Take from the material every line that contains the word "motif".

___ DATA TO PROCESS

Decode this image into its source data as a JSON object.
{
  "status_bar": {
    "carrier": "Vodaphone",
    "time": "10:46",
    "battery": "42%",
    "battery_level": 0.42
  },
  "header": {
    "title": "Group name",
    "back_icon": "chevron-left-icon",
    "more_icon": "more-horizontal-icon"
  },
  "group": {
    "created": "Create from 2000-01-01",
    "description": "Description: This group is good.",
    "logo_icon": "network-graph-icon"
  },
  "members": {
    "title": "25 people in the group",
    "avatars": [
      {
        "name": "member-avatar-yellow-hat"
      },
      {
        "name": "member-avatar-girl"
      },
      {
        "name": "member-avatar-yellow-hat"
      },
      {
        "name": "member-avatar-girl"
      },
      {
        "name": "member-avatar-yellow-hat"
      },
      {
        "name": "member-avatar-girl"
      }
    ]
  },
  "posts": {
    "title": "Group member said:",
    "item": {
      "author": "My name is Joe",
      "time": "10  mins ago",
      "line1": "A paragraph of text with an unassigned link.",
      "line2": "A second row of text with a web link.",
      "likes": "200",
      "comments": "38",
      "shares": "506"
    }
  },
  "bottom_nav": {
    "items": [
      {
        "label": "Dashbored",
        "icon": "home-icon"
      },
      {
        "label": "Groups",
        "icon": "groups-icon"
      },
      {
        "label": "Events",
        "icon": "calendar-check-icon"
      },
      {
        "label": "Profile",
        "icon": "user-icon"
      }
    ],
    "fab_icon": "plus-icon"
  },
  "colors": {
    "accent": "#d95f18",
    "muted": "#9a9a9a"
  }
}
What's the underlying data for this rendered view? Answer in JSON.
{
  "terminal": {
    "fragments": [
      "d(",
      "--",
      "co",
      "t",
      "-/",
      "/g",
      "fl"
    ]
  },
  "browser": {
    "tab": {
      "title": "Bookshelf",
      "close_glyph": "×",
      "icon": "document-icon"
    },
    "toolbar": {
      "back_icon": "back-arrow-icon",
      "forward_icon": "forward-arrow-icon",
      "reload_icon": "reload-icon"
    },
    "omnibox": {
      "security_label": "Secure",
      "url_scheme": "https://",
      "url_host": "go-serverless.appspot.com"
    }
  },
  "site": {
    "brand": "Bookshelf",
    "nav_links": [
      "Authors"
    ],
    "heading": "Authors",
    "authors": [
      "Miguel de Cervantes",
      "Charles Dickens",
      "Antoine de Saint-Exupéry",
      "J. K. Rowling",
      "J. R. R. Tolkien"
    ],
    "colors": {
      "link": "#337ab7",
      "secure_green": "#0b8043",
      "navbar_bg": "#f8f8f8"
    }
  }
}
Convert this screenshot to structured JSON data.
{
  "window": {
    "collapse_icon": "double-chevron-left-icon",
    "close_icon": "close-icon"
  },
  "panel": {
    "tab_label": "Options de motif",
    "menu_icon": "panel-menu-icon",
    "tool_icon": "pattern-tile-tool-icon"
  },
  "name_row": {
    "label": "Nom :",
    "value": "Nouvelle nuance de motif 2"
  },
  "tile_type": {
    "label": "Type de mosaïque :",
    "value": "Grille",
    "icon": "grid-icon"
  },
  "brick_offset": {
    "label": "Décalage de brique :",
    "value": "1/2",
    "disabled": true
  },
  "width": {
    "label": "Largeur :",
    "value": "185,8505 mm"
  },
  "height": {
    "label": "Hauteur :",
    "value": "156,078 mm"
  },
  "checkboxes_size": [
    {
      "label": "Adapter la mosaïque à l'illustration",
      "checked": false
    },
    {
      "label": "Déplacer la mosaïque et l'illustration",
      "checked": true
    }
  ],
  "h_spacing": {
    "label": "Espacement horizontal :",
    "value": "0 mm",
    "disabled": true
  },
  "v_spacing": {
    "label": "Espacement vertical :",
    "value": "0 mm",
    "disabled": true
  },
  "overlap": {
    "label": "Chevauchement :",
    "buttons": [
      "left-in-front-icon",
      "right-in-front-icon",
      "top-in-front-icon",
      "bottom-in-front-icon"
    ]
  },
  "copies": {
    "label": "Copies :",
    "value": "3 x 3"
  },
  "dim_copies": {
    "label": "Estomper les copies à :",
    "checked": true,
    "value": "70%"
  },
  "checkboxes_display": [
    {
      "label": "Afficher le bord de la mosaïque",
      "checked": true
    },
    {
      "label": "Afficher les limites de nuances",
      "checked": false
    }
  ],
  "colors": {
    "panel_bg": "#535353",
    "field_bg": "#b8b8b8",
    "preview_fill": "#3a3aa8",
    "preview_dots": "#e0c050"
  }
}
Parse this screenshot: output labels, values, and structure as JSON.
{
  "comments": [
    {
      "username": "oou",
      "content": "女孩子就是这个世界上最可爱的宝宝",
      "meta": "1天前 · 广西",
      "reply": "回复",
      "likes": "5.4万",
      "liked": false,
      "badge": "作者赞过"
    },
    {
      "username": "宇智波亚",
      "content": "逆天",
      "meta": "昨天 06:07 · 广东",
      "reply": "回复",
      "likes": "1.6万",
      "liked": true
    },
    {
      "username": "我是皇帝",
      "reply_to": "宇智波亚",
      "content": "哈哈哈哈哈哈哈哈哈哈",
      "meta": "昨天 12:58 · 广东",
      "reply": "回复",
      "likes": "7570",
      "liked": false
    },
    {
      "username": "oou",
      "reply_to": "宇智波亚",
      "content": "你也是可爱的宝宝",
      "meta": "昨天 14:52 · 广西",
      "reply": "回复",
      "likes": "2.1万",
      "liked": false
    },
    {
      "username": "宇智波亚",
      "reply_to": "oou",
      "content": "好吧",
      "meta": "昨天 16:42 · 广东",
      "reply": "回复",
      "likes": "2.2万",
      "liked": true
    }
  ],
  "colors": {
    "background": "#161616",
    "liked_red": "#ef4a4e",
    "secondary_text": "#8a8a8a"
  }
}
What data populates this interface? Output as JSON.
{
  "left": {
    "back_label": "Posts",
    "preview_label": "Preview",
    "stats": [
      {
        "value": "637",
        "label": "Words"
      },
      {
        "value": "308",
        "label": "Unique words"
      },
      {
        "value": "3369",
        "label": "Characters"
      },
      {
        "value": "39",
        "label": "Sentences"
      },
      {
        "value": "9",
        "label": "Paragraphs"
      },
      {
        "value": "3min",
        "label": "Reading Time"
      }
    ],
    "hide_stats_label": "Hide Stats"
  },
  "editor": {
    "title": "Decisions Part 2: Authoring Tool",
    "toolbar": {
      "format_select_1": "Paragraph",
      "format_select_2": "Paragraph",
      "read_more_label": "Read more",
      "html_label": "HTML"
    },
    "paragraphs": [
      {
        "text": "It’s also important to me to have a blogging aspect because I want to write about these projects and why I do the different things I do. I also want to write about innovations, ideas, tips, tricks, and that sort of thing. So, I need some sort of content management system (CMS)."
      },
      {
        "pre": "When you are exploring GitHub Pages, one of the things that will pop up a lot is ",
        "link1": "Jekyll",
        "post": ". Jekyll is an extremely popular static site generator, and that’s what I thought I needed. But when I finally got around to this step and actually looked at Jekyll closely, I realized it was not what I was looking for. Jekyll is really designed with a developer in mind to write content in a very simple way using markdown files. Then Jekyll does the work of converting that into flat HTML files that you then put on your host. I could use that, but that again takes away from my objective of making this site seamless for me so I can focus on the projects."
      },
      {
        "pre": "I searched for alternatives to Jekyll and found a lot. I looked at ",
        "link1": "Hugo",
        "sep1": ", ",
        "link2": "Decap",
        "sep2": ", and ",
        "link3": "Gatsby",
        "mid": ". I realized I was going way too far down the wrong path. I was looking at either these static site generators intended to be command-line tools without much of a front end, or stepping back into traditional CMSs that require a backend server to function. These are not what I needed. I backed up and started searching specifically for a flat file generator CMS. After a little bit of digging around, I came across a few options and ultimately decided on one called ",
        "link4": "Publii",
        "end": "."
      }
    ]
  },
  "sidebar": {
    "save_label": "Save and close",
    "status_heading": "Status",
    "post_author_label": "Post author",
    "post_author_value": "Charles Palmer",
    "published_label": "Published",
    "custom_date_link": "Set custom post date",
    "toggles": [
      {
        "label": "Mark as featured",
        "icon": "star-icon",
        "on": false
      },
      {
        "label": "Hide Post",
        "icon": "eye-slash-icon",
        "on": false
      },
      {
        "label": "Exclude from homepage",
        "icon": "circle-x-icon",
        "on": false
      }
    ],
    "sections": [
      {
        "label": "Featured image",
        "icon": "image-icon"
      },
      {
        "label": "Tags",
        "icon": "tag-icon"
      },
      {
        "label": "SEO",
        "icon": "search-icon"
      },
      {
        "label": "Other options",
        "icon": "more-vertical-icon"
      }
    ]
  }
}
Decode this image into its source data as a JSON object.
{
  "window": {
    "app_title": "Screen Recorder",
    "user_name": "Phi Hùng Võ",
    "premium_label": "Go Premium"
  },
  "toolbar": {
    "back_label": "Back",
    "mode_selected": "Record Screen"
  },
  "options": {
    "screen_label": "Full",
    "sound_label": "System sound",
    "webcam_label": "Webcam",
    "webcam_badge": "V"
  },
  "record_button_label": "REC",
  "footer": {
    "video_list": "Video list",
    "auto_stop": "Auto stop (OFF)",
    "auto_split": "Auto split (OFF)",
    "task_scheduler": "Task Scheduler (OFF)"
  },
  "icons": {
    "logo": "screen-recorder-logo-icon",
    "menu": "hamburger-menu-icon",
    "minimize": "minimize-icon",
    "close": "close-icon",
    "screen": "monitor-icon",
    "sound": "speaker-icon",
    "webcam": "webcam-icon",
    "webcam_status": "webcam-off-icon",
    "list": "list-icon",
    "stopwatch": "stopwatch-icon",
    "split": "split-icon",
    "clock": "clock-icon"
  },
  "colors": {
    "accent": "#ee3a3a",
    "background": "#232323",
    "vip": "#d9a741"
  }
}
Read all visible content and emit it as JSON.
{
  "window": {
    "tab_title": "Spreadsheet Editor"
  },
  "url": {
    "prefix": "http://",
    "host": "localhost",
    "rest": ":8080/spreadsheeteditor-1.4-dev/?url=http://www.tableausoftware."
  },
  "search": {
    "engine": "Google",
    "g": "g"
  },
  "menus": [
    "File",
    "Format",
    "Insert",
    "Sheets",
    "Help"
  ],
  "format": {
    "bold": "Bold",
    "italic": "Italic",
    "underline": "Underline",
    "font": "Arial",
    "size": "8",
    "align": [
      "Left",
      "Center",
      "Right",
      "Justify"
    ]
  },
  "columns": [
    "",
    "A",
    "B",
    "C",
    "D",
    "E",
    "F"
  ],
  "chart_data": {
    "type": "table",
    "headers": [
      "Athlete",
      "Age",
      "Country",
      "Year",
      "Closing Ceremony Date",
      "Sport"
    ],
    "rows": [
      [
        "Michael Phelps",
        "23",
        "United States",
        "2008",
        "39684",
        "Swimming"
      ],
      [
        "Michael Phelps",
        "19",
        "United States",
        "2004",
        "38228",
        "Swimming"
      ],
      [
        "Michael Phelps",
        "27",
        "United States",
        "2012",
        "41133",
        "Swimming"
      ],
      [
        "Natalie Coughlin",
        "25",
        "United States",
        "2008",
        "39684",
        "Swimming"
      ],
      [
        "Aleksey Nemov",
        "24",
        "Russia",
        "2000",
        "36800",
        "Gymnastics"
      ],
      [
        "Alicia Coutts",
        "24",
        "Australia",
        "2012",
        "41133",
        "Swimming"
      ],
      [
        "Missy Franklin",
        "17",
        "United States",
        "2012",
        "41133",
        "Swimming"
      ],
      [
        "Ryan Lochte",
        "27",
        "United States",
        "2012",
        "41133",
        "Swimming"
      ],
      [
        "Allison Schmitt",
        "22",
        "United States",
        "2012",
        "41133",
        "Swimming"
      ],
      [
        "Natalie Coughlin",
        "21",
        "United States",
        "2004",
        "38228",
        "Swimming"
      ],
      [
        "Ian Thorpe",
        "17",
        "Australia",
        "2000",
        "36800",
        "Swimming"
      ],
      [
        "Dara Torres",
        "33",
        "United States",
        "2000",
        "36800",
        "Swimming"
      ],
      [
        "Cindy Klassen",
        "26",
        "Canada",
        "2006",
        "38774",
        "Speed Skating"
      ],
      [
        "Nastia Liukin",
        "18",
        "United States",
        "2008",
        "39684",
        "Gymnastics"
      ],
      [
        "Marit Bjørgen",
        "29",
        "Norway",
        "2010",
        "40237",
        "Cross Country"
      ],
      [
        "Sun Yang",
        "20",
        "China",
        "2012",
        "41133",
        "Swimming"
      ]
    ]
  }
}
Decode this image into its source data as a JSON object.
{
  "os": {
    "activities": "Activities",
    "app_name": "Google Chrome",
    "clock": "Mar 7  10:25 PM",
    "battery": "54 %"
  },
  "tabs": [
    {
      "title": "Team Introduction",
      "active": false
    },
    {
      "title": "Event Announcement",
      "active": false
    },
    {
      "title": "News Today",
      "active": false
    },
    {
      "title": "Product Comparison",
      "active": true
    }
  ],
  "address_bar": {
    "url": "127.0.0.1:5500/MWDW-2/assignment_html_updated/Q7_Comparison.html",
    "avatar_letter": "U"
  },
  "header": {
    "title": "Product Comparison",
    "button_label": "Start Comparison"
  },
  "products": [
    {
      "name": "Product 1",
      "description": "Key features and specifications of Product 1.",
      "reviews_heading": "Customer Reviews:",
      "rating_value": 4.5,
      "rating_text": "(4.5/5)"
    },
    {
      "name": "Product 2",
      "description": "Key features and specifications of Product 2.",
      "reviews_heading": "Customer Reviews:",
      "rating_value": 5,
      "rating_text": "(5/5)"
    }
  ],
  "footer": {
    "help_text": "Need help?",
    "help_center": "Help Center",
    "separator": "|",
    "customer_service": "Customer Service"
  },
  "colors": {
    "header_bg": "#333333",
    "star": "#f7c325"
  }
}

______

PROBLEM SOLUTION -
    "tab_label": "Options de motif",
    "value": "Nouvelle nuance de motif 2"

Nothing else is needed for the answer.